The over-sized #50/#750 is all over the place, in terms of time and space, but it includes a time-traveling then space-faring Ka-Zar, the B.C. Avengers, a new, multiversal Masters of Evil and new recruits in the form of Deathlok, Valkyrie and maybe Namor (I certainly hope so!). In other words, Marvel's biggest, craziest run of Avengers comics continues to be big and crazy.
Javier Garron drew the majority of "World War She-Hulk", while five artists including Garron and on-again, off-again Avengers artist Ed McGuinness contributed to the final issue/chapter. That final issue includes a weird back-up that doesn't seem to have anything to do with anything, in which The Mighty Thor teams-up with pre-sword-in-the-stone Arthur to fight some Brood for 11-pages, courtesy of Christopher Ruocchio, Steve McNiven and Frank D'Armata, and a rather neat two-page, cutaway map of Avengers Mountain.
In the first volume, he meets Yuuna and her housemates, saves Yuuna from a monk, watches the girls reveal their extraordinary abilities when they fend off an army of monks, and begins his first day high school, a major milestone for him that is complicated by Yuuna coming along and inadvertently causing problems.
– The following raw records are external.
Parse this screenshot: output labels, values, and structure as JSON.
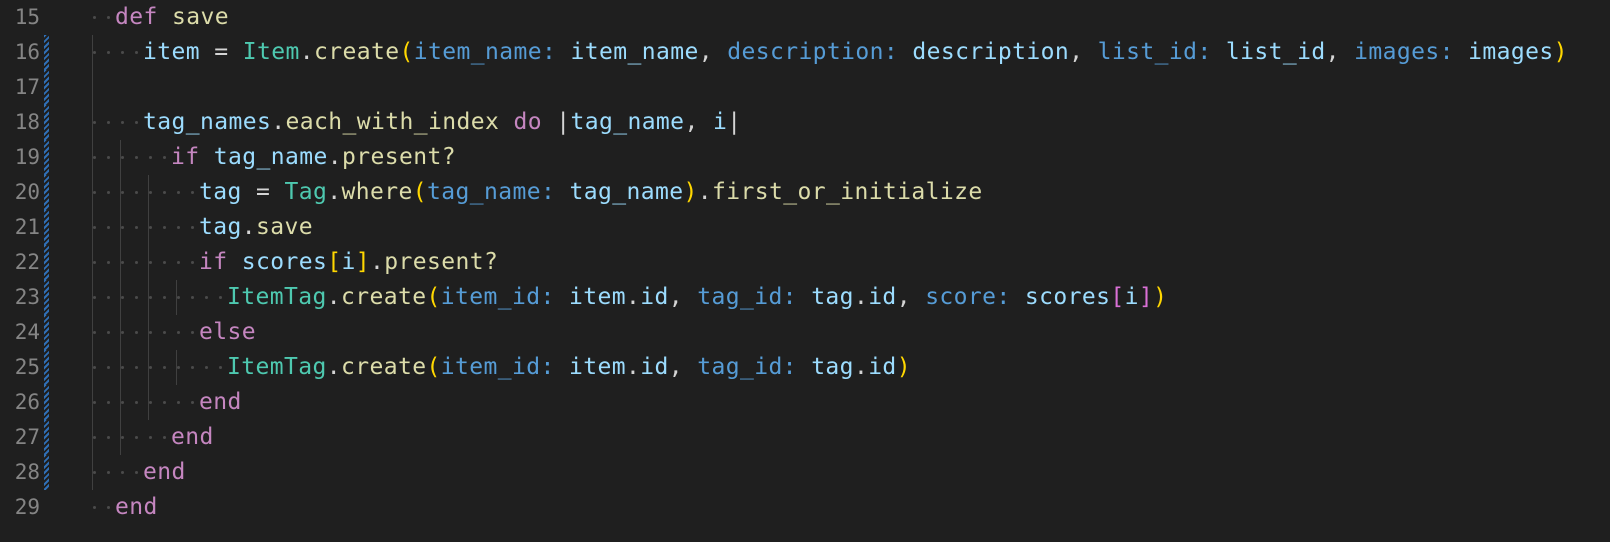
{
  "editor": {
    "language": "ruby",
    "theme_colors": {
      "background": "#1f1f1f",
      "line_number": "#858585",
      "keyword": "#c586c0",
      "function": "#dcdcaa",
      "class": "#4ec9b0",
      "variable": "#9cdcfe",
      "symbol_key": "#569cd6",
      "bracket_level1": "#ffd700",
      "bracket_level2": "#da70d6",
      "modified_gutter": "#2f6fb6"
    },
    "lines": [
      {
        "num": "15",
        "indent": 0,
        "modified": false,
        "tokens": [
          {
            "t": "def",
            "c": "kw"
          },
          {
            "t": " ",
            "c": "pun"
          },
          {
            "t": "save",
            "c": "fn"
          }
        ]
      },
      {
        "num": "16",
        "indent": 1,
        "modified": true,
        "tokens": [
          {
            "t": "item",
            "c": "var"
          },
          {
            "t": " = ",
            "c": "pun"
          },
          {
            "t": "Item",
            "c": "cls"
          },
          {
            "t": ".",
            "c": "pun"
          },
          {
            "t": "create",
            "c": "fn"
          },
          {
            "t": "(",
            "c": "br1"
          },
          {
            "t": "item_name:",
            "c": "sym"
          },
          {
            "t": " ",
            "c": "pun"
          },
          {
            "t": "item_name",
            "c": "var"
          },
          {
            "t": ", ",
            "c": "pun"
          },
          {
            "t": "description:",
            "c": "sym"
          },
          {
            "t": " ",
            "c": "pun"
          },
          {
            "t": "description",
            "c": "var"
          },
          {
            "t": ", ",
            "c": "pun"
          },
          {
            "t": "list_id:",
            "c": "sym"
          },
          {
            "t": " ",
            "c": "pun"
          },
          {
            "t": "list_id",
            "c": "var"
          },
          {
            "t": ", ",
            "c": "pun"
          },
          {
            "t": "images:",
            "c": "sym"
          },
          {
            "t": " ",
            "c": "pun"
          },
          {
            "t": "images",
            "c": "var"
          },
          {
            "t": ")",
            "c": "br1"
          }
        ]
      },
      {
        "num": "17",
        "indent": 0,
        "modified": true,
        "tokens": []
      },
      {
        "num": "18",
        "indent": 1,
        "modified": true,
        "tokens": [
          {
            "t": "tag_names",
            "c": "var"
          },
          {
            "t": ".",
            "c": "pun"
          },
          {
            "t": "each_with_index",
            "c": "fn"
          },
          {
            "t": " ",
            "c": "pun"
          },
          {
            "t": "do",
            "c": "kw"
          },
          {
            "t": " ",
            "c": "pun"
          },
          {
            "t": "|",
            "c": "pun"
          },
          {
            "t": "tag_name",
            "c": "var"
          },
          {
            "t": ", ",
            "c": "pun"
          },
          {
            "t": "i",
            "c": "var"
          },
          {
            "t": "|",
            "c": "pun"
          }
        ]
      },
      {
        "num": "19",
        "indent": 2,
        "modified": true,
        "tokens": [
          {
            "t": "if",
            "c": "kw"
          },
          {
            "t": " ",
            "c": "pun"
          },
          {
            "t": "tag_name",
            "c": "var"
          },
          {
            "t": ".",
            "c": "pun"
          },
          {
            "t": "present?",
            "c": "fn"
          }
        ]
      },
      {
        "num": "20",
        "indent": 3,
        "modified": true,
        "tokens": [
          {
            "t": "tag",
            "c": "var"
          },
          {
            "t": " = ",
            "c": "pun"
          },
          {
            "t": "Tag",
            "c": "cls"
          },
          {
            "t": ".",
            "c": "pun"
          },
          {
            "t": "where",
            "c": "fn"
          },
          {
            "t": "(",
            "c": "br1"
          },
          {
            "t": "tag_name:",
            "c": "sym"
          },
          {
            "t": " ",
            "c": "pun"
          },
          {
            "t": "tag_name",
            "c": "var"
          },
          {
            "t": ")",
            "c": "br1"
          },
          {
            "t": ".",
            "c": "pun"
          },
          {
            "t": "first_or_initialize",
            "c": "fn"
          }
        ]
      },
      {
        "num": "21",
        "indent": 3,
        "modified": true,
        "tokens": [
          {
            "t": "tag",
            "c": "var"
          },
          {
            "t": ".",
            "c": "pun"
          },
          {
            "t": "save",
            "c": "fn"
          }
        ]
      },
      {
        "num": "22",
        "indent": 3,
        "modified": true,
        "tokens": [
          {
            "t": "if",
            "c": "kw"
          },
          {
            "t": " ",
            "c": "pun"
          },
          {
            "t": "scores",
            "c": "var"
          },
          {
            "t": "[",
            "c": "br1"
          },
          {
            "t": "i",
            "c": "var"
          },
          {
            "t": "]",
            "c": "br1"
          },
          {
            "t": ".",
            "c": "pun"
          },
          {
            "t": "present?",
            "c": "fn"
          }
        ]
      },
      {
        "num": "23",
        "indent": 4,
        "modified": true,
        "tokens": [
          {
            "t": "ItemTag",
            "c": "cls"
          },
          {
            "t": ".",
            "c": "pun"
          },
          {
            "t": "create",
            "c": "fn"
          },
          {
            "t": "(",
            "c": "br1"
          },
          {
            "t": "item_id:",
            "c": "sym"
          },
          {
            "t": " ",
            "c": "pun"
          },
          {
            "t": "item",
            "c": "var"
          },
          {
            "t": ".",
            "c": "pun"
          },
          {
            "t": "id",
            "c": "var"
          },
          {
            "t": ", ",
            "c": "pun"
          },
          {
            "t": "tag_id:",
            "c": "sym"
          },
          {
            "t": " ",
            "c": "pun"
          },
          {
            "t": "tag",
            "c": "var"
          },
          {
            "t": ".",
            "c": "pun"
          },
          {
            "t": "id",
            "c": "var"
          },
          {
            "t": ", ",
            "c": "pun"
          },
          {
            "t": "score:",
            "c": "sym"
          },
          {
            "t": " ",
            "c": "pun"
          },
          {
            "t": "scores",
            "c": "var"
          },
          {
            "t": "[",
            "c": "br2"
          },
          {
            "t": "i",
            "c": "var"
          },
          {
            "t": "]",
            "c": "br2"
          },
          {
            "t": ")",
            "c": "br1"
          }
        ]
      },
      {
        "num": "24",
        "indent": 3,
        "modified": true,
        "tokens": [
          {
            "t": "else",
            "c": "kw"
          }
        ]
      },
      {
        "num": "25",
        "indent": 4,
        "modified": true,
        "tokens": [
          {
            "t": "ItemTag",
            "c": "cls"
          },
          {
            "t": ".",
            "c": "pun"
          },
          {
            "t": "create",
            "c": "fn"
          },
          {
            "t": "(",
            "c": "br1"
          },
          {
            "t": "item_id:",
            "c": "sym"
          },
          {
            "t": " ",
            "c": "pun"
          },
          {
            "t": "item",
            "c": "var"
          },
          {
            "t": ".",
            "c": "pun"
          },
          {
            "t": "id",
            "c": "var"
          },
          {
            "t": ", ",
            "c": "pun"
          },
          {
            "t": "tag_id:",
            "c": "sym"
          },
          {
            "t": " ",
            "c": "pun"
          },
          {
            "t": "tag",
            "c": "var"
          },
          {
            "t": ".",
            "c": "pun"
          },
          {
            "t": "id",
            "c": "var"
          },
          {
            "t": ")",
            "c": "br1"
          }
        ]
      },
      {
        "num": "26",
        "indent": 3,
        "modified": true,
        "tokens": [
          {
            "t": "end",
            "c": "kw"
          }
        ]
      },
      {
        "num": "27",
        "indent": 2,
        "modified": true,
        "tokens": [
          {
            "t": "end",
            "c": "kw"
          }
        ]
      },
      {
        "num": "28",
        "indent": 1,
        "modified": true,
        "tokens": [
          {
            "t": "end",
            "c": "kw"
          }
        ]
      },
      {
        "num": "29",
        "indent": 0,
        "modified": false,
        "tokens": [
          {
            "t": "end",
            "c": "kw"
          }
        ]
      }
    ]
  }
}
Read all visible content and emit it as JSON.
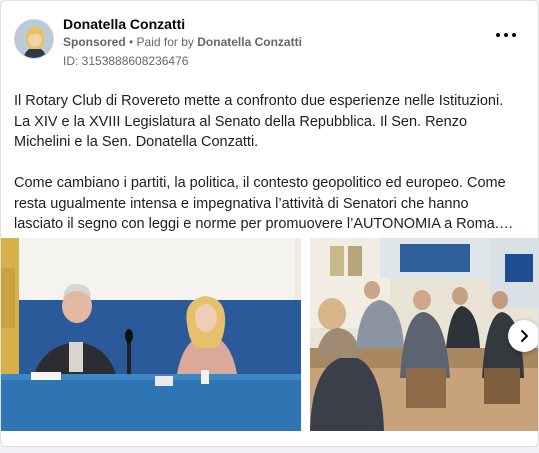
{
  "ad": {
    "advertiser_name": "Donatella Conzatti",
    "sponsored_label": "Sponsored",
    "separator": " • ",
    "paid_for_prefix": "Paid for by ",
    "paid_for_name": "Donatella Conzatti",
    "id_text": "ID: 3153888608236476",
    "body_paragraph_1": "Il Rotary Club di Rovereto mette a confronto due esperienze nelle Istituzioni. La XIV e la XVIII Legislatura al Senato della Repubblica. Il Sen. Renzo Michelini e la Sen. Donatella Conzatti.",
    "body_paragraph_2": "Come cambiano i partiti, la politica, il contesto geopolitico ed europeo. Come resta ugualmente intensa e impegnativa l’attività di Senatori che hanno lasciato il segno con leggi e norme per promuovere l’AUTONOMIA a Roma.…"
  },
  "icons": {
    "more": "more-options-icon",
    "next": "chevron-right-icon",
    "avatar": "profile-photo"
  },
  "colors": {
    "text_primary": "#050505",
    "text_secondary": "#65676b",
    "card_border": "#dddfe2",
    "page_background": "#f0f2f5"
  }
}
Second, shouldn't Luke, who is essentially reinventing the idea of what a Jedi is at this point in time, be familiar with the basic outline of his dad's life, even if he didn't witness it in the same way Ahsoka or Obi-Wan did? Didn't his own life teach him that inter-personal attachments are more important than Jedi monasticism, as when he abandoned his training on Dagobah to go help Leia, Han and company on Bespin in The Empire Strikes Back—where would the galaxy have been if he hadn't?—or when he managed to convince his dad to side with him, his son, over the Emperor at the climax of Return of The Jedi...?
One wishes the scene wouldn't have occurred at all, then. The only cost would have been a joke, which doesn't quite land successfully anyway due to the weird nature of the not-really-a-flash (Heck, if she would have flashed her bra it would have been more natural, or even just asked, "Would it help if I showed you my tits?").